[EXTRACTED MATERIAL]

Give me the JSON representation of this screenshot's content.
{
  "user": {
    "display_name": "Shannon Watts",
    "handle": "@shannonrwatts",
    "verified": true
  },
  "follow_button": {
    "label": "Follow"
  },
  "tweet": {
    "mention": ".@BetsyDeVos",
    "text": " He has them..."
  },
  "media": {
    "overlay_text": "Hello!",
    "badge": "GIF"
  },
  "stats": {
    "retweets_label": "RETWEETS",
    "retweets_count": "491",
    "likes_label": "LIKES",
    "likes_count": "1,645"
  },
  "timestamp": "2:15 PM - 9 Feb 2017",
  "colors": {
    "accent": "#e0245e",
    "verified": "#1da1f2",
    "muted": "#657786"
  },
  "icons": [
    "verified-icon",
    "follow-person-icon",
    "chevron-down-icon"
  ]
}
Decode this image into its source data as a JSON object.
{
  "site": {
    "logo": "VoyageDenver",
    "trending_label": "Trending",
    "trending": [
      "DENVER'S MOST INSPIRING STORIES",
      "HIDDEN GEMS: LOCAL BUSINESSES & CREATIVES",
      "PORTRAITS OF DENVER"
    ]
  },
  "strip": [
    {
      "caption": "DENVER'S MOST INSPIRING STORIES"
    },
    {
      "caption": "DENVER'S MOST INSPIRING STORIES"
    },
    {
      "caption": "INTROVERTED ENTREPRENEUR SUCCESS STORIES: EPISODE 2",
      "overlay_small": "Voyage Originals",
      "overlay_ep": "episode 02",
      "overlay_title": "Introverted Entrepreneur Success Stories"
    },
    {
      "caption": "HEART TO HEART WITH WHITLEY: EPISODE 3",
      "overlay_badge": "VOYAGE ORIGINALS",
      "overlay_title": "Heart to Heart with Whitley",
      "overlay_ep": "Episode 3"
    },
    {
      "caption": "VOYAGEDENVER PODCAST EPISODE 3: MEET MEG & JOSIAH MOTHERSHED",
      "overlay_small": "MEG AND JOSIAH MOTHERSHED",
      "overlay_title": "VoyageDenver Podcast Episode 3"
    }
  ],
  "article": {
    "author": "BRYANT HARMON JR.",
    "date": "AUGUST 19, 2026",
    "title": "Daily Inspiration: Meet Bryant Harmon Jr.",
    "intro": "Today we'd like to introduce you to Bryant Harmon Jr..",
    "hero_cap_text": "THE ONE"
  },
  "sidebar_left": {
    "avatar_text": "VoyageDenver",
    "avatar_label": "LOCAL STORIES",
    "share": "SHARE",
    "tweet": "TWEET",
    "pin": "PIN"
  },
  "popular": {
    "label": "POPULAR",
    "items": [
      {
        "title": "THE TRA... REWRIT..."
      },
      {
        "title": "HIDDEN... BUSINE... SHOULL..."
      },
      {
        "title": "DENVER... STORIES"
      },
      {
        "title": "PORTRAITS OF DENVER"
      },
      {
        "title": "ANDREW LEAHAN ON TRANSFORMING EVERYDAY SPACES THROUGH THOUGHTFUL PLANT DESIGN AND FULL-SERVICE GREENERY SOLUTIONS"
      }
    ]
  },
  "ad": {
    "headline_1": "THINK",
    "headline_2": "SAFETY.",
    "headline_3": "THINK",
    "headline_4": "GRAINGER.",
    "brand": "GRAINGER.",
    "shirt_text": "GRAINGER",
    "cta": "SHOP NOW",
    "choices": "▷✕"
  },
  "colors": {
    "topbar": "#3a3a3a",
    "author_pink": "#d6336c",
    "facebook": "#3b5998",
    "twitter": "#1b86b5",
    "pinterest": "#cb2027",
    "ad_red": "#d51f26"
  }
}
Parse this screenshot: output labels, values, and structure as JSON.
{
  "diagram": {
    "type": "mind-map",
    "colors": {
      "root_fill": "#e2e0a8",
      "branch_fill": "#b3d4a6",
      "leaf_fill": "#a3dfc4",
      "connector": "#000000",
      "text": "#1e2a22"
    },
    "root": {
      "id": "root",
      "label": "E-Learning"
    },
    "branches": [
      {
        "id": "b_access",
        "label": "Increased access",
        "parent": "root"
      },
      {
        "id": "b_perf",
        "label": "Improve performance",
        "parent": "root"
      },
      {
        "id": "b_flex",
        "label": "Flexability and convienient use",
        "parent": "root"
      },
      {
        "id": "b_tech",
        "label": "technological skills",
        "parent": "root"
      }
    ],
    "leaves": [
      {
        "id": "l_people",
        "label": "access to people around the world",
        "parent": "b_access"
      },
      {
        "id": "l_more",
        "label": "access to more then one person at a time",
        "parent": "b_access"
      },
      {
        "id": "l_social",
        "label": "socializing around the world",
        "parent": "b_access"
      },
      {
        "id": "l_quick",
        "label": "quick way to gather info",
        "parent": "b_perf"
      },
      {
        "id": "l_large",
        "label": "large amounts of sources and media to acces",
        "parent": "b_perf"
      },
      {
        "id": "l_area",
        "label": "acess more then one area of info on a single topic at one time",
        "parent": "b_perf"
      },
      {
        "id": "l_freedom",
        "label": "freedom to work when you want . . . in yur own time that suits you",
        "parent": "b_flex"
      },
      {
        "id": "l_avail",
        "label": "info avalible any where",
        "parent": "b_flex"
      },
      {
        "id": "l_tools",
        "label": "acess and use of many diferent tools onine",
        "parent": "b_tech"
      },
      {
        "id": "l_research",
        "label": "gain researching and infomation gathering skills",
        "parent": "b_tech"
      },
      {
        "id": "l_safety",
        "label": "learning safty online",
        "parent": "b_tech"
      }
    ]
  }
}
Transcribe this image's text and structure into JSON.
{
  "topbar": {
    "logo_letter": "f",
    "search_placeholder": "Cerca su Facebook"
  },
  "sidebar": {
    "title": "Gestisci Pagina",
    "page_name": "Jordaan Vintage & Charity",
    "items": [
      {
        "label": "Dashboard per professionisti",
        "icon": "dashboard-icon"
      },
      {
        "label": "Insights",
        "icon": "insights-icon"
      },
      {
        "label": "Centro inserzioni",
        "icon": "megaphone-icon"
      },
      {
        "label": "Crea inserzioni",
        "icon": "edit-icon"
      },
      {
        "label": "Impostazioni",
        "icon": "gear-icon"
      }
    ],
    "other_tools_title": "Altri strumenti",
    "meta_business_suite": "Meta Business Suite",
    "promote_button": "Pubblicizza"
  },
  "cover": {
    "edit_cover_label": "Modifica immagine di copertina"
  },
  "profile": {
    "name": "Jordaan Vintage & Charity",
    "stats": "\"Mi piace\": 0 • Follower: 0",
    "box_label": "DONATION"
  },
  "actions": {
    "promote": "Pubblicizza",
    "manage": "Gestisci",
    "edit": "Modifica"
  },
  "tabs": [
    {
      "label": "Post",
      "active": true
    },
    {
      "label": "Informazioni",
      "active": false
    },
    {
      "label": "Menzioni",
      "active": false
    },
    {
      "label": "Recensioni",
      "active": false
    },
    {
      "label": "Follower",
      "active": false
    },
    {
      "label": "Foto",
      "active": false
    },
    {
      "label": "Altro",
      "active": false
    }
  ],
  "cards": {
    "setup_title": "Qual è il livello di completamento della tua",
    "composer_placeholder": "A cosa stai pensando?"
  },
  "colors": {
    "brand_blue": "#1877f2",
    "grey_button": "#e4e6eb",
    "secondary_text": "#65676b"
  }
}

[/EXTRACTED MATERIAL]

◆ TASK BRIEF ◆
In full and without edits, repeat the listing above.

◆ RESPONSE AREA ◆
Give me the JSON representation of this screenshot's content.
{
  "user": {
    "display_name": "Shannon Watts",
    "handle": "@shannonrwatts",
    "verified": true
  },
  "follow_button": {
    "label": "Follow"
  },
  "tweet": {
    "mention": ".@BetsyDeVos",
    "text": " He has them..."
  },
  "media": {
    "overlay_text": "Hello!",
    "badge": "GIF"
  },
  "stats": {
    "retweets_label": "RETWEETS",
    "retweets_count": "491",
    "likes_label": "LIKES",
    "likes_count": "1,645"
  },
  "timestamp": "2:15 PM - 9 Feb 2017",
  "colors": {
    "accent": "#e0245e",
    "verified": "#1da1f2",
    "muted": "#657786"
  },
  "icons": [
    "verified-icon",
    "follow-person-icon",
    "chevron-down-icon"
  ]
}
Decode this image into its source data as a JSON object.
{
  "site": {
    "logo": "VoyageDenver",
    "trending_label": "Trending",
    "trending": [
      "DENVER'S MOST INSPIRING STORIES",
      "HIDDEN GEMS: LOCAL BUSINESSES & CREATIVES",
      "PORTRAITS OF DENVER"
    ]
  },
  "strip": [
    {
      "caption": "DENVER'S MOST INSPIRING STORIES"
    },
    {
      "caption": "DENVER'S MOST INSPIRING STORIES"
    },
    {
      "caption": "INTROVERTED ENTREPRENEUR SUCCESS STORIES: EPISODE 2",
      "overlay_small": "Voyage Originals",
      "overlay_ep": "episode 02",
      "overlay_title": "Introverted Entrepreneur Success Stories"
    },
    {
      "caption": "HEART TO HEART WITH WHITLEY: EPISODE 3",
      "overlay_badge": "VOYAGE ORIGINALS",
      "overlay_title": "Heart to Heart with Whitley",
      "overlay_ep": "Episode 3"
    },
    {
      "caption": "VOYAGEDENVER PODCAST EPISODE 3: MEET MEG & JOSIAH MOTHERSHED",
      "overlay_small": "MEG AND JOSIAH MOTHERSHED",
      "overlay_title": "VoyageDenver Podcast Episode 3"
    }
  ],
  "article": {
    "author": "BRYANT HARMON JR.",
    "date": "AUGUST 19, 2026",
    "title": "Daily Inspiration: Meet Bryant Harmon Jr.",
    "intro": "Today we'd like to introduce you to Bryant Harmon Jr..",
    "hero_cap_text": "THE ONE"
  },
  "sidebar_left": {
    "avatar_text": "VoyageDenver",
    "avatar_label": "LOCAL STORIES",
    "share": "SHARE",
    "tweet": "TWEET",
    "pin": "PIN"
  },
  "popular": {
    "label": "POPULAR",
    "items": [
      {
        "title": "THE TRA... REWRIT..."
      },
      {
        "title": "HIDDEN... BUSINE... SHOULL..."
      },
      {
        "title": "DENVER... STORIES"
      },
      {
        "title": "PORTRAITS OF DENVER"
      },
      {
        "title": "ANDREW LEAHAN ON TRANSFORMING EVERYDAY SPACES THROUGH THOUGHTFUL PLANT DESIGN AND FULL-SERVICE GREENERY SOLUTIONS"
      }
    ]
  },
  "ad": {
    "headline_1": "THINK",
    "headline_2": "SAFETY.",
    "headline_3": "THINK",
    "headline_4": "GRAINGER.",
    "brand": "GRAINGER.",
    "shirt_text": "GRAINGER",
    "cta": "SHOP NOW",
    "choices": "▷✕"
  },
  "colors": {
    "topbar": "#3a3a3a",
    "author_pink": "#d6336c",
    "facebook": "#3b5998",
    "twitter": "#1b86b5",
    "pinterest": "#cb2027",
    "ad_red": "#d51f26"
  }
}
Parse this screenshot: output labels, values, and structure as JSON.
{
  "diagram": {
    "type": "mind-map",
    "colors": {
      "root_fill": "#e2e0a8",
      "branch_fill": "#b3d4a6",
      "leaf_fill": "#a3dfc4",
      "connector": "#000000",
      "text": "#1e2a22"
    },
    "root": {
      "id": "root",
      "label": "E-Learning"
    },
    "branches": [
      {
        "id": "b_access",
        "label": "Increased access",
        "parent": "root"
      },
      {
        "id": "b_perf",
        "label": "Improve performance",
        "parent": "root"
      },
      {
        "id": "b_flex",
        "label": "Flexability and convienient use",
        "parent": "root"
      },
      {
        "id": "b_tech",
        "label": "technological skills",
        "parent": "root"
      }
    ],
    "leaves": [
      {
        "id": "l_people",
        "label": "access to people around the world",
        "parent": "b_access"
      },
      {
        "id": "l_more",
        "label": "access to more then one person at a time",
        "parent": "b_access"
      },
      {
        "id": "l_social",
        "label": "socializing around the world",
        "parent": "b_access"
      },
      {
        "id": "l_quick",
        "label": "quick way to gather info",
        "parent": "b_perf"
      },
      {
        "id": "l_large",
        "label": "large amounts of sources and media to acces",
        "parent": "b_perf"
      },
      {
        "id": "l_area",
        "label": "acess more then one area of info on a single topic at one time",
        "parent": "b_perf"
      },
      {
        "id": "l_freedom",
        "label": "freedom to work when you want . . . in yur own time that suits you",
        "parent": "b_flex"
      },
      {
        "id": "l_avail",
        "label": "info avalible any where",
        "parent": "b_flex"
      },
      {
        "id": "l_tools",
        "label": "acess and use of many diferent tools onine",
        "parent": "b_tech"
      },
      {
        "id": "l_research",
        "label": "gain researching and infomation gathering skills",
        "parent": "b_tech"
      },
      {
        "id": "l_safety",
        "label": "learning safty online",
        "parent": "b_tech"
      }
    ]
  }
}
Transcribe this image's text and structure into JSON.
{
  "topbar": {
    "logo_letter": "f",
    "search_placeholder": "Cerca su Facebook"
  },
  "sidebar": {
    "title": "Gestisci Pagina",
    "page_name": "Jordaan Vintage & Charity",
    "items": [
      {
        "label": "Dashboard per professionisti",
        "icon": "dashboard-icon"
      },
      {
        "label": "Insights",
        "icon": "insights-icon"
      },
      {
        "label": "Centro inserzioni",
        "icon": "megaphone-icon"
      },
      {
        "label": "Crea inserzioni",
        "icon": "edit-icon"
      },
      {
        "label": "Impostazioni",
        "icon": "gear-icon"
      }
    ],
    "other_tools_title": "Altri strumenti",
    "meta_business_suite": "Meta Business Suite",
    "promote_button": "Pubblicizza"
  },
  "cover": {
    "edit_cover_label": "Modifica immagine di copertina"
  },
  "profile": {
    "name": "Jordaan Vintage & Charity",
    "stats": "\"Mi piace\": 0 • Follower: 0",
    "box_label": "DONATION"
  },
  "actions": {
    "promote": "Pubblicizza",
    "manage": "Gestisci",
    "edit": "Modifica"
  },
  "tabs": [
    {
      "label": "Post",
      "active": true
    },
    {
      "label": "Informazioni",
      "active": false
    },
    {
      "label": "Menzioni",
      "active": false
    },
    {
      "label": "Recensioni",
      "active": false
    },
    {
      "label": "Follower",
      "active": false
    },
    {
      "label": "Foto",
      "active": false
    },
    {
      "label": "Altro",
      "active": false
    }
  ],
  "cards": {
    "setup_title": "Qual è il livello di completamento della tua",
    "composer_placeholder": "A cosa stai pensando?"
  },
  "colors": {
    "brand_blue": "#1877f2",
    "grey_button": "#e4e6eb",
    "secondary_text": "#65676b"
  }
}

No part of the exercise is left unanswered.